(Dataset entries)
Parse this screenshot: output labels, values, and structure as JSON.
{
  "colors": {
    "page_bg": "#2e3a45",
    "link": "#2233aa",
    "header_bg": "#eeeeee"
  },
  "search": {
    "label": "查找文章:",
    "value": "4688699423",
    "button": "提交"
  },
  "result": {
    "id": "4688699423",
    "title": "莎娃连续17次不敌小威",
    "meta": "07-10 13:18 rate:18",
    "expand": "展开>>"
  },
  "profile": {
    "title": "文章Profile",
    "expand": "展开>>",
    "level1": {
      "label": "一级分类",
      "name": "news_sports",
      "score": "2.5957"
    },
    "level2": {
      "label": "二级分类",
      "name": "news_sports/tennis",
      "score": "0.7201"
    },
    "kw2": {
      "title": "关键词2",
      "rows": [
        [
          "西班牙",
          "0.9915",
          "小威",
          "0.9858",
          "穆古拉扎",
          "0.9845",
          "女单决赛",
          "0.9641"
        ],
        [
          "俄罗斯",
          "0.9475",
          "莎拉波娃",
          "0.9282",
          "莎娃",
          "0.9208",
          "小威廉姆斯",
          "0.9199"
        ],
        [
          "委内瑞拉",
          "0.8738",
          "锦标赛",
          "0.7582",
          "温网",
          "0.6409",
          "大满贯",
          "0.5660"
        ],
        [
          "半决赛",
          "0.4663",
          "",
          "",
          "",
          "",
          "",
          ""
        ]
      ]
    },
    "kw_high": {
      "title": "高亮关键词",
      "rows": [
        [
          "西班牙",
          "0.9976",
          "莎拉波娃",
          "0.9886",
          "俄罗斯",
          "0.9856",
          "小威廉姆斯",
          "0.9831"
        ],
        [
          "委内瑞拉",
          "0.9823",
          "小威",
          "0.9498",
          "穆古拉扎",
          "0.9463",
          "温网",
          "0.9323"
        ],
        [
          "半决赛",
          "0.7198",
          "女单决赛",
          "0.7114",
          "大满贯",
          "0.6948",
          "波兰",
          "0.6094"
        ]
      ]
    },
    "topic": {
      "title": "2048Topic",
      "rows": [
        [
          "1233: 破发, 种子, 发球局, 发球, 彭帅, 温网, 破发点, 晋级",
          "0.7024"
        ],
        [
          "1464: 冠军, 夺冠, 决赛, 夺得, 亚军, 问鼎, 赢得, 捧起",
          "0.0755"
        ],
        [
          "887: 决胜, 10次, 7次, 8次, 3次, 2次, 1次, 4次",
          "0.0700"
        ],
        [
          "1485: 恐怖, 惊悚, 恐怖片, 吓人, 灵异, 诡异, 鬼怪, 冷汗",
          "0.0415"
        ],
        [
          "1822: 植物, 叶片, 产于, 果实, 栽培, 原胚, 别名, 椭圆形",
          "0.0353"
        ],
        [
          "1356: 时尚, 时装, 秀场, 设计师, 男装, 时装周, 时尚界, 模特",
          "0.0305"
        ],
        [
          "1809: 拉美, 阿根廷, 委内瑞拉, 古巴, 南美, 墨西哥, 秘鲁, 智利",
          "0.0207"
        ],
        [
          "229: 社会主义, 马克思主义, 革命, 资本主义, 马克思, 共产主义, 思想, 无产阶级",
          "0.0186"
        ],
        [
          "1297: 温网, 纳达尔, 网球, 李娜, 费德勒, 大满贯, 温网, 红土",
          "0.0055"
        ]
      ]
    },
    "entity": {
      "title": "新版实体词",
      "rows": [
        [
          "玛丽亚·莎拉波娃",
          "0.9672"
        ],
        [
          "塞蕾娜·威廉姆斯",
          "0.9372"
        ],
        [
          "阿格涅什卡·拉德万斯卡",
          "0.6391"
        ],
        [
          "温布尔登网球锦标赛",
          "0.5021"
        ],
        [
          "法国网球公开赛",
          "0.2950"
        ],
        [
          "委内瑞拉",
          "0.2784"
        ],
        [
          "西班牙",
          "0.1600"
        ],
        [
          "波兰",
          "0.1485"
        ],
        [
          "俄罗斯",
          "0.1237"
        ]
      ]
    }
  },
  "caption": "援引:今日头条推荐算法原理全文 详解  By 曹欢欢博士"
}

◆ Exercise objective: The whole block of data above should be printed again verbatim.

◆ Response to the exercise:
Parse this screenshot: output labels, values, and structure as JSON.
{
  "colors": {
    "page_bg": "#2e3a45",
    "link": "#2233aa",
    "header_bg": "#eeeeee"
  },
  "search": {
    "label": "查找文章:",
    "value": "4688699423",
    "button": "提交"
  },
  "result": {
    "id": "4688699423",
    "title": "莎娃连续17次不敌小威",
    "meta": "07-10 13:18 rate:18",
    "expand": "展开>>"
  },
  "profile": {
    "title": "文章Profile",
    "expand": "展开>>",
    "level1": {
      "label": "一级分类",
      "name": "news_sports",
      "score": "2.5957"
    },
    "level2": {
      "label": "二级分类",
      "name": "news_sports/tennis",
      "score": "0.7201"
    },
    "kw2": {
      "title": "关键词2",
      "rows": [
        [
          "西班牙",
          "0.9915",
          "小威",
          "0.9858",
          "穆古拉扎",
          "0.9845",
          "女单决赛",
          "0.9641"
        ],
        [
          "俄罗斯",
          "0.9475",
          "莎拉波娃",
          "0.9282",
          "莎娃",
          "0.9208",
          "小威廉姆斯",
          "0.9199"
        ],
        [
          "委内瑞拉",
          "0.8738",
          "锦标赛",
          "0.7582",
          "温网",
          "0.6409",
          "大满贯",
          "0.5660"
        ],
        [
          "半决赛",
          "0.4663",
          "",
          "",
          "",
          "",
          "",
          ""
        ]
      ]
    },
    "kw_high": {
      "title": "高亮关键词",
      "rows": [
        [
          "西班牙",
          "0.9976",
          "莎拉波娃",
          "0.9886",
          "俄罗斯",
          "0.9856",
          "小威廉姆斯",
          "0.9831"
        ],
        [
          "委内瑞拉",
          "0.9823",
          "小威",
          "0.9498",
          "穆古拉扎",
          "0.9463",
          "温网",
          "0.9323"
        ],
        [
          "半决赛",
          "0.7198",
          "女单决赛",
          "0.7114",
          "大满贯",
          "0.6948",
          "波兰",
          "0.6094"
        ]
      ]
    },
    "topic": {
      "title": "2048Topic",
      "rows": [
        [
          "1233: 破发, 种子, 发球局, 发球, 彭帅, 温网, 破发点, 晋级",
          "0.7024"
        ],
        [
          "1464: 冠军, 夺冠, 决赛, 夺得, 亚军, 问鼎, 赢得, 捧起",
          "0.0755"
        ],
        [
          "887: 决胜, 10次, 7次, 8次, 3次, 2次, 1次, 4次",
          "0.0700"
        ],
        [
          "1485: 恐怖, 惊悚, 恐怖片, 吓人, 灵异, 诡异, 鬼怪, 冷汗",
          "0.0415"
        ],
        [
          "1822: 植物, 叶片, 产于, 果实, 栽培, 原胚, 别名, 椭圆形",
          "0.0353"
        ],
        [
          "1356: 时尚, 时装, 秀场, 设计师, 男装, 时装周, 时尚界, 模特",
          "0.0305"
        ],
        [
          "1809: 拉美, 阿根廷, 委内瑞拉, 古巴, 南美, 墨西哥, 秘鲁, 智利",
          "0.0207"
        ],
        [
          "229: 社会主义, 马克思主义, 革命, 资本主义, 马克思, 共产主义, 思想, 无产阶级",
          "0.0186"
        ],
        [
          "1297: 温网, 纳达尔, 网球, 李娜, 费德勒, 大满贯, 温网, 红土",
          "0.0055"
        ]
      ]
    },
    "entity": {
      "title": "新版实体词",
      "rows": [
        [
          "玛丽亚·莎拉波娃",
          "0.9672"
        ],
        [
          "塞蕾娜·威廉姆斯",
          "0.9372"
        ],
        [
          "阿格涅什卡·拉德万斯卡",
          "0.6391"
        ],
        [
          "温布尔登网球锦标赛",
          "0.5021"
        ],
        [
          "法国网球公开赛",
          "0.2950"
        ],
        [
          "委内瑞拉",
          "0.2784"
        ],
        [
          "西班牙",
          "0.1600"
        ],
        [
          "波兰",
          "0.1485"
        ],
        [
          "俄罗斯",
          "0.1237"
        ]
      ]
    }
  },
  "caption": "援引:今日头条推荐算法原理全文 详解  By 曹欢欢博士"
}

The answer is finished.